Vertical farming also has the potential for the production of functional food: if one has kidney problems and would like to eat lettuce with less potassium, it makes sense to produce this lettuce in an indoor farm. It is more difficult to grow low-potassium lettuce in a greenhouse or in an open field because there the growers have to rely on sunlight, which influences the nutritional content in an uncontrolled way. Indoor farming can also develop its potential for the cultivation of pharmaceutical crops – to influence their nutritional content in a controlled way.


The process of creating an indoor farm for GrowWise begins like that: customers look through business cases based on ten years’ experience to have a better understanding of what might meet their requirements. Then the research centre with its partners prepares a model, which helps the customers to assume a cost per kilogram of produce: “We take the growing results that we have achieved in all the project done in GrowWise and in Brightbox (vertical farming expertise centre at the Brightlands Campus Greenport Venlo) and also done for our customers to come up with the yield prediction, which is based on a facility of a certain dimensions. We assume certain costs of the investment, and we can come up with the price per kilo of produce. We put it into the business model and if that kind of model works for the customer, we start to discuss the system architecture. We involve our partners who do the detailed engineering: automation, sowing lines, transplanting, germination, growing rooms, climate and irrigation control, CO2 control, spacing, lighting – all of that is considered. Our partners also implement engineering for customers. Typically, the process of creating a vertical farm from the beginning to the implementation takes at least a year. The construction lasts roughly six months and during this time we repeatedly grow the leafy greens to validate the results, so as in three months the customers can have a pretty solid, validated reproducible growth recipe. Then it is necessary to design the facility, make sure that all the partners communicate well, integrate everything, engineer that and implement it. This is how you build a large-scale automated vertical farm.”
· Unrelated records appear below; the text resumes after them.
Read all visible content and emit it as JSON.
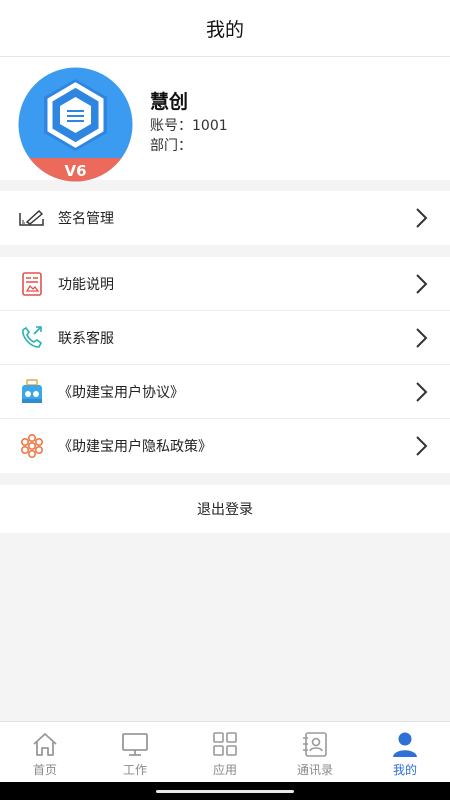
{
  "header": {
    "title": "我的"
  },
  "profile": {
    "name": "慧创",
    "account_line": "账号：1001",
    "department_line": "部门：",
    "avatar_badge": "V6"
  },
  "menu_signature": {
    "label": "签名管理",
    "icon": "signature-pen-icon"
  },
  "menu_items": [
    {
      "label": "功能说明",
      "icon": "document-icon"
    },
    {
      "label": "联系客服",
      "icon": "phone-icon"
    },
    {
      "label": "《助建宝用户协议》",
      "icon": "agreement-icon"
    },
    {
      "label": "《助建宝用户隐私政策》",
      "icon": "privacy-policy-icon"
    }
  ],
  "logout": {
    "label": "退出登录"
  },
  "tabbar": {
    "items": [
      {
        "label": "首页",
        "icon": "home-icon",
        "active": false
      },
      {
        "label": "工作",
        "icon": "monitor-icon",
        "active": false
      },
      {
        "label": "应用",
        "icon": "grid-icon",
        "active": false
      },
      {
        "label": "通讯录",
        "icon": "contacts-icon",
        "active": false
      },
      {
        "label": "我的",
        "icon": "person-icon",
        "active": true
      }
    ]
  },
  "colors": {
    "accent_blue": "#2e6fd8",
    "avatar_blue": "#3a9bf0",
    "badge_red": "#ec6a5c",
    "icon_red": "#e0524b",
    "icon_teal": "#26b2b5",
    "icon_orange": "#ee7a47"
  }
}
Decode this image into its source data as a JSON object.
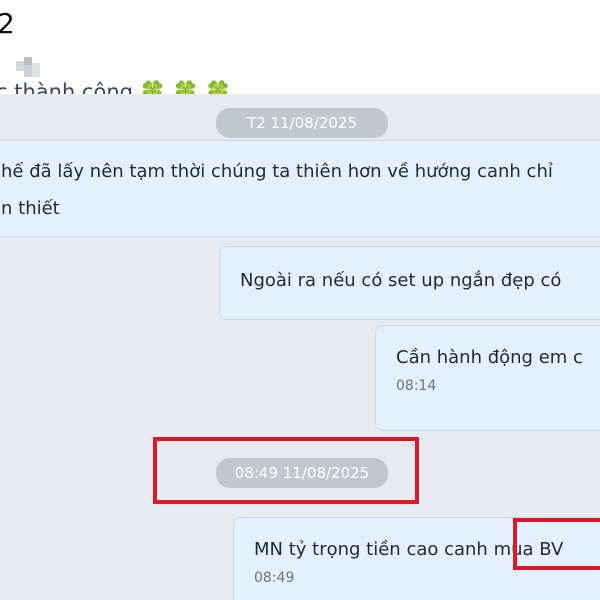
{
  "header": {
    "title": "2",
    "clipped_message": "c thành công",
    "clovers": "🍀 🍀 🍀"
  },
  "chat": {
    "date_separator_1": "T2 11/08/2025",
    "date_separator_2": "08:49 11/08/2025",
    "messages": [
      {
        "line1": "hế đã lấy nên tạm thời chúng ta thiên hơn về hướng canh chỉ",
        "line2": "n thiết"
      },
      {
        "text": "Ngoài ra nếu có set up ngắn đẹp có"
      },
      {
        "text": "Cần hành động em c",
        "time": "08:14"
      },
      {
        "text": "MN tỷ trọng tiền cao canh mua BV",
        "time": "08:49"
      }
    ]
  },
  "colors": {
    "bubble_bg": "#e4efff",
    "date_pill_bg": "#c2c7cf",
    "highlight_red": "#d9192a"
  }
}
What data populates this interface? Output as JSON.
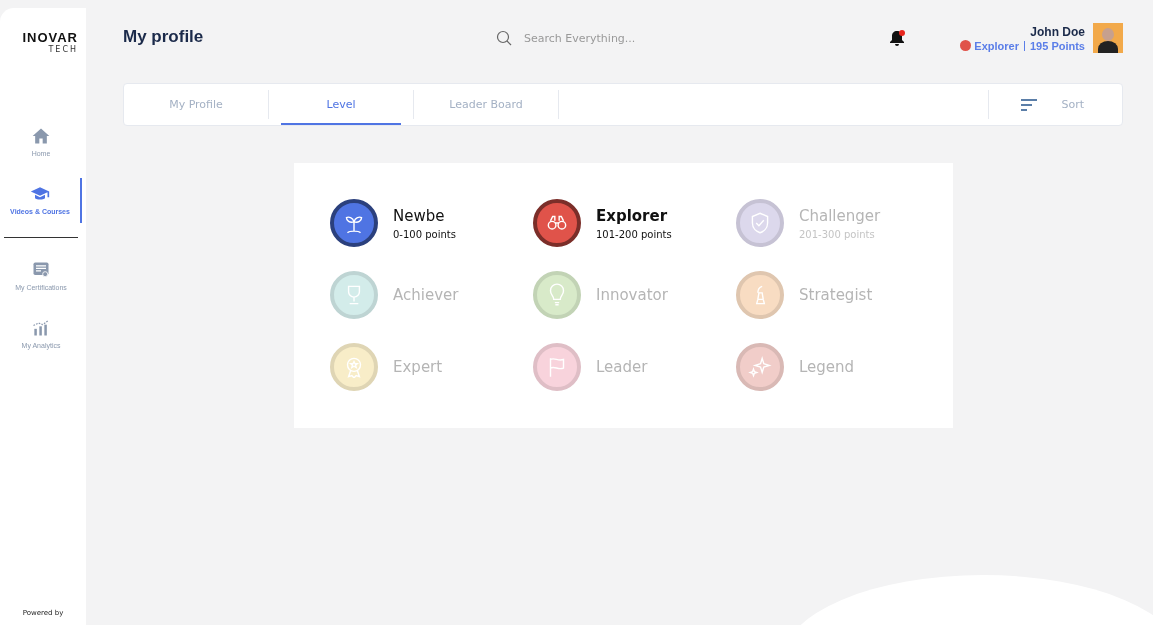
{
  "logo": {
    "name": "INOVAR",
    "sub": "TECH"
  },
  "sidebar": {
    "items": [
      {
        "label": "Home",
        "selected": false
      },
      {
        "label": "Videos & Courses",
        "selected": true
      },
      {
        "label": "My Certifications",
        "selected": false
      },
      {
        "label": "My Analytics",
        "selected": false
      }
    ],
    "footer": "Powered by"
  },
  "header": {
    "title": "My profile",
    "search": {
      "placeholder": "Search Everything..."
    },
    "notification": {
      "unread": true
    },
    "user": {
      "name": "John Doe",
      "level": "Explorer",
      "points": "195 Points"
    }
  },
  "tabs": [
    {
      "label": "My Profile",
      "selected": false
    },
    {
      "label": "Level",
      "selected": true
    },
    {
      "label": "Leader Board",
      "selected": false
    }
  ],
  "sort": {
    "label": "Sort"
  },
  "levels": [
    {
      "name": "Newbe",
      "points": "0-100 points",
      "current": false,
      "locked": false,
      "color": "#4f74e3"
    },
    {
      "name": "Explorer",
      "points": "101-200 points",
      "current": true,
      "locked": false,
      "color": "#e0534a"
    },
    {
      "name": "Challenger",
      "points": "201-300 points",
      "current": false,
      "locked": true,
      "color": "#dcd8ec"
    },
    {
      "name": "Achiever",
      "current": false,
      "locked": true,
      "color": "#d3ecea"
    },
    {
      "name": "Innovator",
      "current": false,
      "locked": true,
      "color": "#d8eac9"
    },
    {
      "name": "Strategist",
      "current": false,
      "locked": true,
      "color": "#f8dcc2"
    },
    {
      "name": "Expert",
      "current": false,
      "locked": true,
      "color": "#f8edc8"
    },
    {
      "name": "Leader",
      "current": false,
      "locked": true,
      "color": "#f8d3dc"
    },
    {
      "name": "Legend",
      "current": false,
      "locked": true,
      "color": "#f1cdc9"
    }
  ]
}
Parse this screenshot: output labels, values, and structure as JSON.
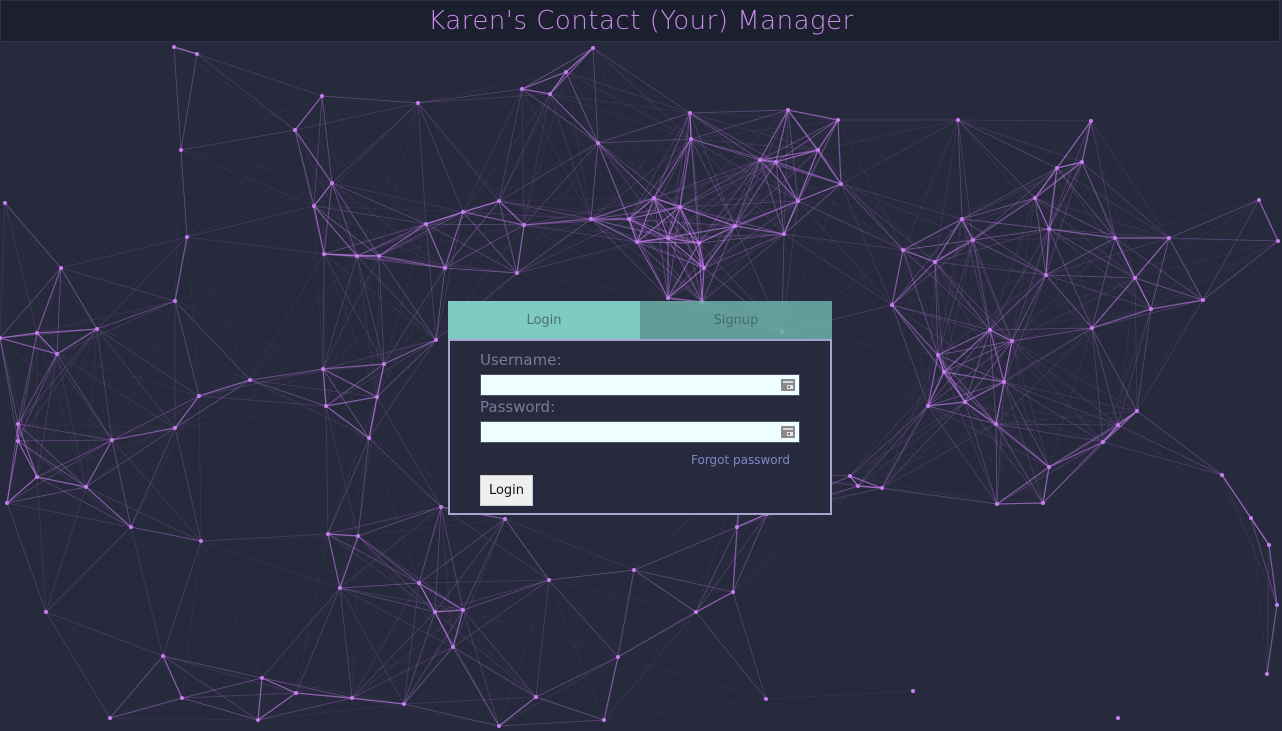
{
  "header": {
    "title": "Karen's Contact (Your) Manager"
  },
  "auth": {
    "tabs": [
      {
        "label": "Login",
        "active": true
      },
      {
        "label": "Signup",
        "active": false
      }
    ],
    "username_label": "Username:",
    "username_value": "",
    "password_label": "Password:",
    "password_value": "",
    "field_icon": "autofill-key-icon",
    "forgot_label": "Forgot password",
    "submit_label": "Login"
  },
  "colors": {
    "background": "#272a3c",
    "header_bg": "#1c1f2d",
    "title": "#c98cec",
    "network_line": "#c77ef0",
    "tab_active": "#7ecbc2",
    "tab_inactive": "#6db2aa",
    "form_border": "#a7a5d0",
    "input_bg": "#effefe",
    "link": "#7e86c6"
  },
  "background_decoration": "particle-network"
}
“If someone wants to create a small scale research room such as the ones we have here, it’s fairly easy to build – but it can only be useful for a first rough estimation before doing research. If you want to make a vertical farm scalable, automation is the best way to do it.”
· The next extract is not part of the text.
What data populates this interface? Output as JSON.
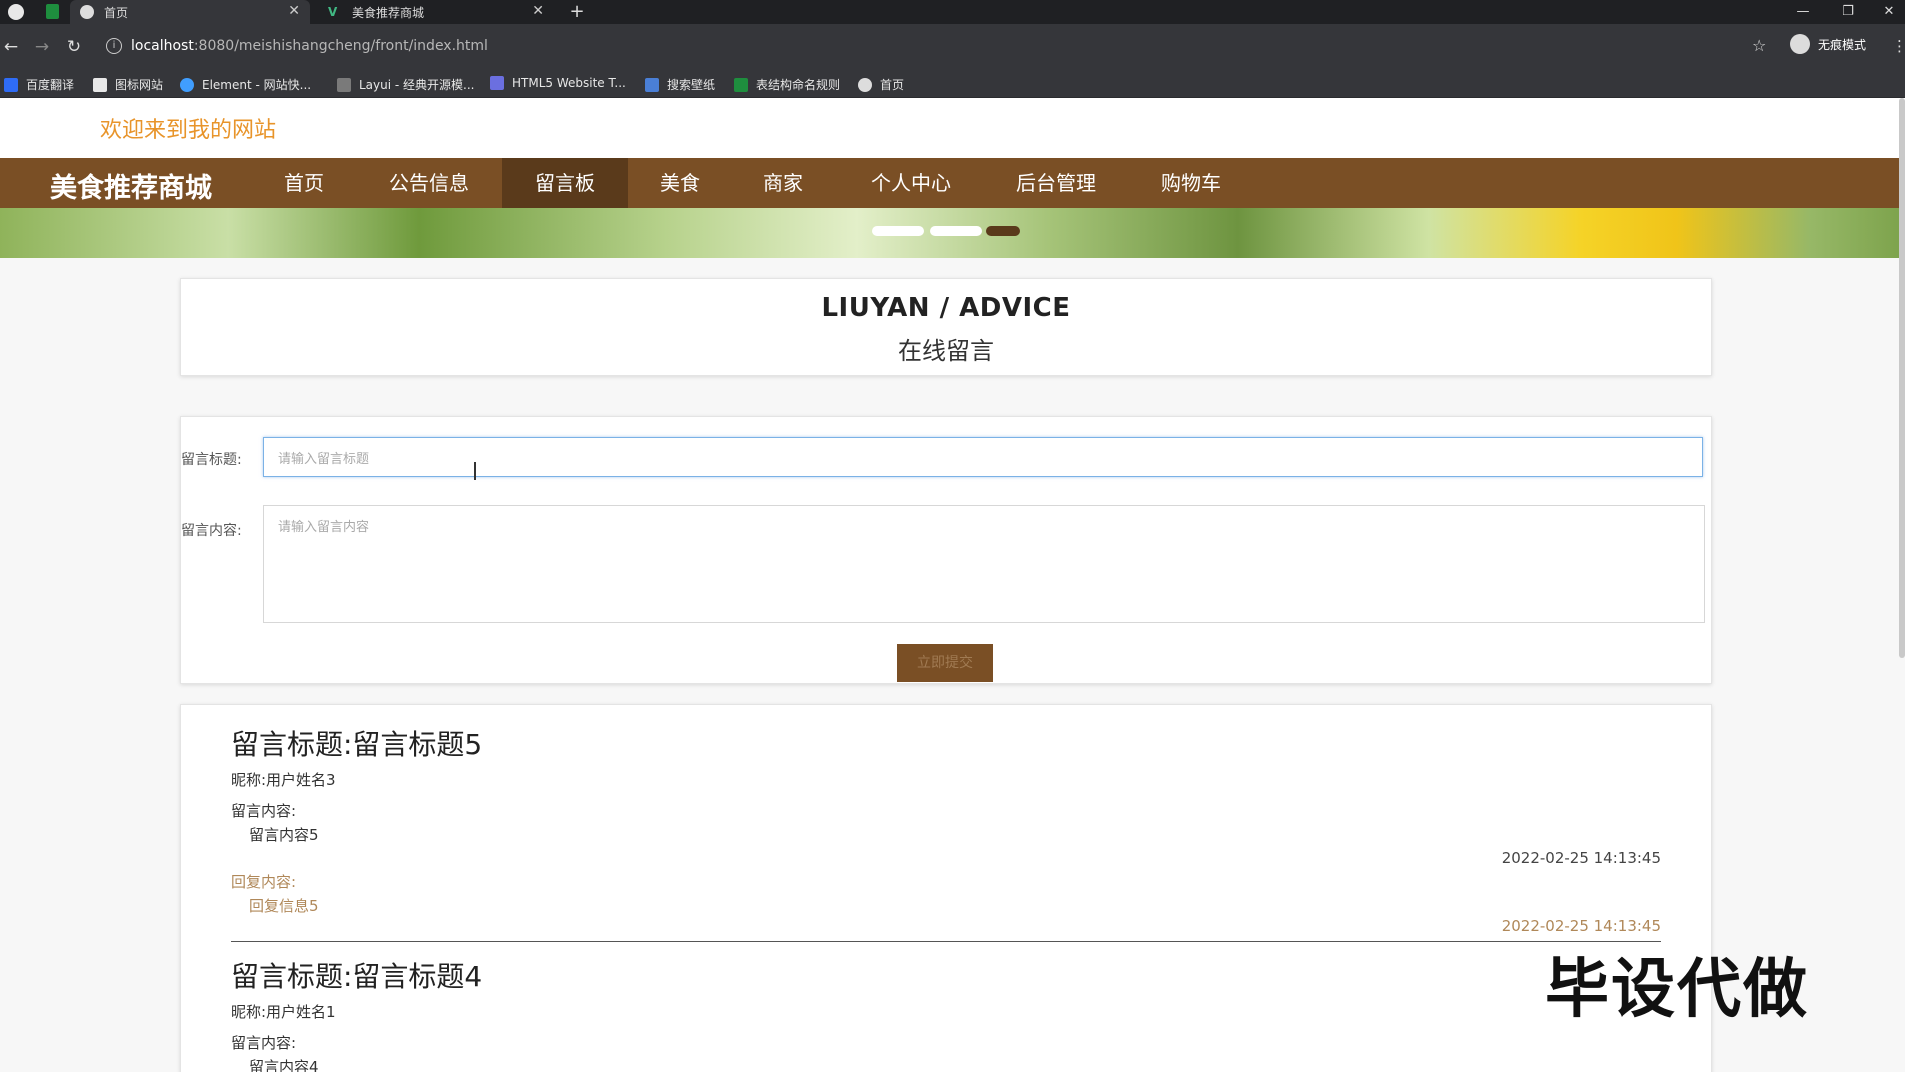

“In Asia vertical farms are called “plant factories” which may sound as something very artificial for us here, in Europe, but in fact it is quite a good name for an indoor farm facility, because if you run it as a factory, you make sure that everything is controlled, reproducible and scalable – that us what is important if you really want to be successful as an indoor farmer. In Asia consumers view a factory as something well controlled, hence maintaining good quality standards, that is why a “plant factory” term is appealing to the Asian customers. In Europe consumers like the term “indoor farm” more, because “a farm” sounds nicer and warmer than a factory. People prefer to imagine somebody with a beard and dirty hands growing crops because it resembles a farm. By the way, when we introduced bumblebees into our facilities to pollinate the strawberries, everybody loved it and then, all of a sudden, an indoor research facility from artificial and factory-like became nice and cosy.”